With art imitating life, Anastasia Feneri’s Roxie Hart brings a captivating performance that steals the spotlight. At first being largely hidden from the audience, allowing Velma Kelly’s fame to be established, Feneri shows the rise of Roxie’s fame and ambition throughout her performance. With a cheeky grin, a girlish laugh and astonishing singing voice, it would be worth your money paying to see Feneri’s performance, rather than catch a plane to endure Pamela Anderson in the role.
Supporting the two leads are the equally talented Scott Radburn, Anne Marie-Fanning and Justin Huntsdale. Radburn brings an experienced performance to the role of Billie Flynn, using his range to play with the notes of his character’s songs. Although never really making a lasting impact against his fellow performers, Radburn is a pleasure to watch on stage. Marie-Fanning plays Mamma Morton with ease and confidence. In ‘When You’re Good to Mamma’, Marie-Fanning soared. Huntsdale’s pitiful fool Amos, devoted husband to the fame-seeking Roxie, won the audience’s sighs and sympathy. Having fun with the orchestra and spotlight failing to notice him, Huntsdale brought great variety to the production.
Special mention goes to performers Catrina Ralph, Stefanie Merino, Kelly Duroy, Ann-Maree Veljanovksi and Amelia Kentwell for their exquisite performance of the ‘Cell Block Tango’. You would not want to mess with these women!
Despite a few microphone crackles and dropped lines, the production was slick and felt like they’d been performing all week. The main thing that could be noted was the need for more spotlights, particularly when characters were at the front of the stage. Apart from when the lighting cast unique outlines of performers near the wings, a majority of faces were hidden in black at key moments.

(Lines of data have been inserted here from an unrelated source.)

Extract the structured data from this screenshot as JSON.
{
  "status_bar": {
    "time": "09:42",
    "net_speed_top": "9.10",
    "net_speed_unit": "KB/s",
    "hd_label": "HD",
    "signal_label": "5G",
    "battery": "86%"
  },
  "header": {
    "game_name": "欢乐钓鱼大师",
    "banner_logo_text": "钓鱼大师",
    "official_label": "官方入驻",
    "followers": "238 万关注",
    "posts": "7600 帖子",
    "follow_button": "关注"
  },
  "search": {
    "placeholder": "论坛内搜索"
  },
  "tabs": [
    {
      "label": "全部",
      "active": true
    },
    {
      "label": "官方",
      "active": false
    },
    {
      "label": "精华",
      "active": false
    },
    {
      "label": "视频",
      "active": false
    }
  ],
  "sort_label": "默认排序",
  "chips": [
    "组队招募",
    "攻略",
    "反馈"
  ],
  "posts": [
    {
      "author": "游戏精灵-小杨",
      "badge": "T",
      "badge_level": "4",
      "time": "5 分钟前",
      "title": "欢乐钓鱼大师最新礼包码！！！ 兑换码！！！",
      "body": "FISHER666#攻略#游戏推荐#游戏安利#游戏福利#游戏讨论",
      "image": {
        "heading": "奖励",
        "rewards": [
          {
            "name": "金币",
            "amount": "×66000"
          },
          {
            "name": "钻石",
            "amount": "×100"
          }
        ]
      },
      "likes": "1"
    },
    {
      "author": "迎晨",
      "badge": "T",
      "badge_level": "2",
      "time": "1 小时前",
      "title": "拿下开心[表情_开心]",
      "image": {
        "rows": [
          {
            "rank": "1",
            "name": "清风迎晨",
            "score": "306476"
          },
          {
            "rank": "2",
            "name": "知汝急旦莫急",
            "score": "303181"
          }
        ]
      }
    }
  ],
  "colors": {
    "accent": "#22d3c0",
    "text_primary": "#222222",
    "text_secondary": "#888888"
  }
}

Chicago the Musical is a saucy, professionally tuned and heart stopping night of entertainment. With a cast that clearly exuberates their joy to be back performing this timeless piece, it’s worth seeing just to witness the insanely tight choreography, the two leads – and all that jazz.
Chicago the Musical plays at the Illawarra Performing Arts Centre until Sunday 3rd April 2022. Tickets can be booked here.
Book Fred Ebb and Bob Fosse
Music John Kander
Lyrics Fred Ebb
Based on the play Chicago Maurine Dallas Watkins
Script adaptation David Thompson
Director Amy Copeland
Musical Director Peter Copeland
Choreography Tegan Huntsdale
Assistant Choreography John Michael Narres
John Michael Narres